A study published in June 2016 in Obstetrics and Gynecology found that only 20 out of 108 free period tracking apps evaluated were accurate. Talk with your healthcare provider about recommendations regarding the best apps available to track and predict your periods. Alternatively, you can always go old school and track your symptoms in a diary or on a calendar.
Normal Symptoms Versus Premenstrual Disorder
For most women, premenstrual symptoms are uncomfortable but do not significantly interfere with daily life. If you frequently experience premenstrual symptoms that interfere with your work, academic or home life, talk with your healthcare provider as you might have a premenstrual disorder or a medical condition that mimics a premenstrual disorder.
According to the previously mentioned August 2016 American Family Physician article, premenstrual disorders affect an estimated 12 percent of women of childbearing age. Premenstrual syndrome is less disabling than the more severe premenstrual dysphoric disorder, which affects an estimated 1 to 5 percent of menstruating women.
- American College of Obstetricians and Gynecologists: Frequently Asked Questions: Premenstrual Syndrome
- American Family Physician: Premenstrual Syndrome and Premenstrual Dysphoric Disorder
- Merck Manual Professional Version: Female Reproductive Endocrinology
- BMC Women's Health: Gastrointestinal Symptoms Before and During Menses in Healthy Women
- Lancet: Premenstrual Syndrome

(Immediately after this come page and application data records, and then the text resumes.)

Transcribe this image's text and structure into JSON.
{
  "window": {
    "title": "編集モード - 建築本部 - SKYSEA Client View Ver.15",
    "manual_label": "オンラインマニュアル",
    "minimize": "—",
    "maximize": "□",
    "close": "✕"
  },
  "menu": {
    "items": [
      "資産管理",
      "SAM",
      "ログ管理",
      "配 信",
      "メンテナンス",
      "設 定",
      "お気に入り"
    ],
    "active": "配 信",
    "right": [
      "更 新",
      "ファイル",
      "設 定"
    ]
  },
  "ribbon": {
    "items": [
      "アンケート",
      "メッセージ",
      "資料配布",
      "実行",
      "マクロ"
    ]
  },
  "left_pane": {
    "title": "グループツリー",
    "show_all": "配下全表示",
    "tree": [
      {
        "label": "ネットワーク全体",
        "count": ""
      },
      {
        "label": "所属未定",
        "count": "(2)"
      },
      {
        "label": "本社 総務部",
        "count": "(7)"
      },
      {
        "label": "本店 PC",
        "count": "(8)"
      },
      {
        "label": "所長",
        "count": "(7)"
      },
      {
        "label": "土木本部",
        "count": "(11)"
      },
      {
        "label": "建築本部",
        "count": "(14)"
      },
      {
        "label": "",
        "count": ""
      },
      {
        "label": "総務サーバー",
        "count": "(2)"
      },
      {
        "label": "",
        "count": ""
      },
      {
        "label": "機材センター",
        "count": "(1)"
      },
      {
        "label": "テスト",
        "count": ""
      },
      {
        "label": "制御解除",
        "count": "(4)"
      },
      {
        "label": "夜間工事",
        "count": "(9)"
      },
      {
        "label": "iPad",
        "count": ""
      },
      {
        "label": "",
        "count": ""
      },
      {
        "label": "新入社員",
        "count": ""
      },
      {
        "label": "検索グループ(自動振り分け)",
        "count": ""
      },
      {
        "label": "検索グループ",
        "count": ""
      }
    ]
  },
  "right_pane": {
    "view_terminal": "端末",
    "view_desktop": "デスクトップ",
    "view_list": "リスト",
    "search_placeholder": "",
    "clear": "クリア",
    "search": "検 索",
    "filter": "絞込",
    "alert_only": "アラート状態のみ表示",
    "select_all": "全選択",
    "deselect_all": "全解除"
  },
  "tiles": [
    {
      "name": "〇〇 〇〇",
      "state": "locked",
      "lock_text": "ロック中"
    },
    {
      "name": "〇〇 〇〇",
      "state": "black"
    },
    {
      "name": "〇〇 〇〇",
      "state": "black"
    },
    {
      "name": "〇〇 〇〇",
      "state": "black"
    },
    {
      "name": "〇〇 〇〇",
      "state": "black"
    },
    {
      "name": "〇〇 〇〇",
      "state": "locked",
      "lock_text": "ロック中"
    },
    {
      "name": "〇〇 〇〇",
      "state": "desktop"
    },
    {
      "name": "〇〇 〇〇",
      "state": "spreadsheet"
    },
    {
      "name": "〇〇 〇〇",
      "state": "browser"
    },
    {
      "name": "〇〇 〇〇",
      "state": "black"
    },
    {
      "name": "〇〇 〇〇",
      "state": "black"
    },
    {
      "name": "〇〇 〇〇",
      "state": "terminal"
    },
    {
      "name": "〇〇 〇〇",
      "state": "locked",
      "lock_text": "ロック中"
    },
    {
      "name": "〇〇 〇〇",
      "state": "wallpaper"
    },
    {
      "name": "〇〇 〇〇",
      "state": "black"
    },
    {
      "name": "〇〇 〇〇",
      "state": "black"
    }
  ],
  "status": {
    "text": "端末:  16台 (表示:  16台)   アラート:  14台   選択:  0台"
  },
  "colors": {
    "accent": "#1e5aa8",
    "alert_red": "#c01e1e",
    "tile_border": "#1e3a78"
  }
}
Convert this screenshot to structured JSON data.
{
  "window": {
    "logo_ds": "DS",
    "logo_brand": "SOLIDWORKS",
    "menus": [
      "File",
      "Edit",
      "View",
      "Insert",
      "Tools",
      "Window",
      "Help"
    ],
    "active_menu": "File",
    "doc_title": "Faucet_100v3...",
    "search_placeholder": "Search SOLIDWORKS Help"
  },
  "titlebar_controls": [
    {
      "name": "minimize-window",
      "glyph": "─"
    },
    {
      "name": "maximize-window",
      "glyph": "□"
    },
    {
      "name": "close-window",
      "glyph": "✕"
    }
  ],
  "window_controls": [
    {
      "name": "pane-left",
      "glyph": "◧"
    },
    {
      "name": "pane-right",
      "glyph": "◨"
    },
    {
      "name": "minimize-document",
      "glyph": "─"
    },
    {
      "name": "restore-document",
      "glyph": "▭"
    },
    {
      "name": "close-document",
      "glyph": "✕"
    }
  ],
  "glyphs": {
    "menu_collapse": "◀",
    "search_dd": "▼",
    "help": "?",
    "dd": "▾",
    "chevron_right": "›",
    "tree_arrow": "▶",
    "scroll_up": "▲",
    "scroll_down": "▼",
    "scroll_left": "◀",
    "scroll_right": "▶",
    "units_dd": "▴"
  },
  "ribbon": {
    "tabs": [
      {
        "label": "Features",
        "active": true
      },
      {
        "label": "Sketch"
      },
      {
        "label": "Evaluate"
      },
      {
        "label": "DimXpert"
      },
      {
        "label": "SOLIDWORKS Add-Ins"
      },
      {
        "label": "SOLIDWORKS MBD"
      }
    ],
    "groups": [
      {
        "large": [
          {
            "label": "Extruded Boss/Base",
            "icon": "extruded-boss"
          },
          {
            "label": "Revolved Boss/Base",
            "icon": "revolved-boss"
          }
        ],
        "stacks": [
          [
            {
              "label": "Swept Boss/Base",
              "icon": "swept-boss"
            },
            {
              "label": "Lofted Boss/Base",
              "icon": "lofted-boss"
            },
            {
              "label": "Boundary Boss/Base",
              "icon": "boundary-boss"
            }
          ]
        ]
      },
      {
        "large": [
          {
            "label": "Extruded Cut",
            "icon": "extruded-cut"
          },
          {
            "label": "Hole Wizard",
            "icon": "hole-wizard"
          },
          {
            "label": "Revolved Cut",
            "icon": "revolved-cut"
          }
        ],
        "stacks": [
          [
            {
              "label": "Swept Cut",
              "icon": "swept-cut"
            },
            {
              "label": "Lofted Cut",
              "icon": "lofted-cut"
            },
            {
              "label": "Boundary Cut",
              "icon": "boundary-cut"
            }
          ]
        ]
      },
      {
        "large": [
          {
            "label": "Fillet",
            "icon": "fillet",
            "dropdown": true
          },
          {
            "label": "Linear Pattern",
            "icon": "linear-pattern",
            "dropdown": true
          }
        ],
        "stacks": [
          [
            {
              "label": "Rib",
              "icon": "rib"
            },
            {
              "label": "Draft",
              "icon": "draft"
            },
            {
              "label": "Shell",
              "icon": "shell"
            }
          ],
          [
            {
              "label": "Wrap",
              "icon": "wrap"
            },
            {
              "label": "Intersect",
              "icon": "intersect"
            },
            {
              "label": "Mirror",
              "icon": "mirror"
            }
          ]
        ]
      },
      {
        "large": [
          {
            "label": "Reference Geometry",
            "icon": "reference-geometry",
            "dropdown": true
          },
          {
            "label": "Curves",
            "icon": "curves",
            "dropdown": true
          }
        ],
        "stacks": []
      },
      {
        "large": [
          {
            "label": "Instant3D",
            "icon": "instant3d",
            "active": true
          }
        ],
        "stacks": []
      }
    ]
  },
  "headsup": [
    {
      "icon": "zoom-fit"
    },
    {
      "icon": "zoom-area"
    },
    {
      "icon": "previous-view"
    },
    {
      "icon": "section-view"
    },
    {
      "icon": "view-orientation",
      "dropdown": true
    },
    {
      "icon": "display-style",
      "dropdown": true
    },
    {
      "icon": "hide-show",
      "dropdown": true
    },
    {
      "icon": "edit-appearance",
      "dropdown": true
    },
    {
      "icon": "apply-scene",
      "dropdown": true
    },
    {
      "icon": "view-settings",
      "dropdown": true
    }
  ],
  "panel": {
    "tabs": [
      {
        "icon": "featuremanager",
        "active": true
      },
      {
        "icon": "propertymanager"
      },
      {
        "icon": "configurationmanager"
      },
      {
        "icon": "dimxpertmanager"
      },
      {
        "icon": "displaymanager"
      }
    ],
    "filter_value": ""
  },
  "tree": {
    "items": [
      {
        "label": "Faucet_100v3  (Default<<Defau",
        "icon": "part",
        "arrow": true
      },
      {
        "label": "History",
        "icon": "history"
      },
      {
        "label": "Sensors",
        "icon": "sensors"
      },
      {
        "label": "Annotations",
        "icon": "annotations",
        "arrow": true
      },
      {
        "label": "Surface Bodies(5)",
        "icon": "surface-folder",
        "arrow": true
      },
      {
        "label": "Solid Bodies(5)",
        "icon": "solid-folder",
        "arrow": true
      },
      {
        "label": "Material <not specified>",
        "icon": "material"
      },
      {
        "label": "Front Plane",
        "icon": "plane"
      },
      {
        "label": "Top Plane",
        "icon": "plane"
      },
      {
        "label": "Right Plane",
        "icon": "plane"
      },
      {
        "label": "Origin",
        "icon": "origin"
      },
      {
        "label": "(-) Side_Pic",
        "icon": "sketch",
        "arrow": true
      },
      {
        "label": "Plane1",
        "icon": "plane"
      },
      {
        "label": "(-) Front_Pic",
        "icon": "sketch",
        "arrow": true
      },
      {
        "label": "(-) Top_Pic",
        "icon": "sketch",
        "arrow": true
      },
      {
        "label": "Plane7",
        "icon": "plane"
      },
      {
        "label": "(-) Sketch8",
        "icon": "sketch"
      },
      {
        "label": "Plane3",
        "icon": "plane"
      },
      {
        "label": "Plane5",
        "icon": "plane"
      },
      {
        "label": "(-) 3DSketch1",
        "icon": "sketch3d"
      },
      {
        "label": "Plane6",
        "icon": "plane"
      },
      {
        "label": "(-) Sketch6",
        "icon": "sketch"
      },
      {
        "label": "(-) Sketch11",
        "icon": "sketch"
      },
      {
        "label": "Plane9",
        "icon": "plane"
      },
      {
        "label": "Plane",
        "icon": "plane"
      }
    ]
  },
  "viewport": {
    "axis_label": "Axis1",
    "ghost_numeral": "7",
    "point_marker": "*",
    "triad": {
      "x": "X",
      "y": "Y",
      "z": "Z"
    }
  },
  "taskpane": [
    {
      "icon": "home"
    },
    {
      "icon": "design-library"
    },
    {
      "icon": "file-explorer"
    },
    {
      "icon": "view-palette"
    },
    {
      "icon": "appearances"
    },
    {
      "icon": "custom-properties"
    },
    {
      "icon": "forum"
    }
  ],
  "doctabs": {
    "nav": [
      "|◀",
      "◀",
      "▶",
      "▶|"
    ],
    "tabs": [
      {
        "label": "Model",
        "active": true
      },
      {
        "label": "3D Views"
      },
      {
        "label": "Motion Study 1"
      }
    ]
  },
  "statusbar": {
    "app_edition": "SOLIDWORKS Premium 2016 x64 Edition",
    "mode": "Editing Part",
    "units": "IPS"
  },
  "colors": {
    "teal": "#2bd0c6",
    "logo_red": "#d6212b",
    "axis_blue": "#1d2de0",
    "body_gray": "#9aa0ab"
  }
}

- Obstetrics and Gynecology: Evaluation of Smartphone Menstrual Cycle Tracking Applications Using an Adapted APPLICATIONS Scoring System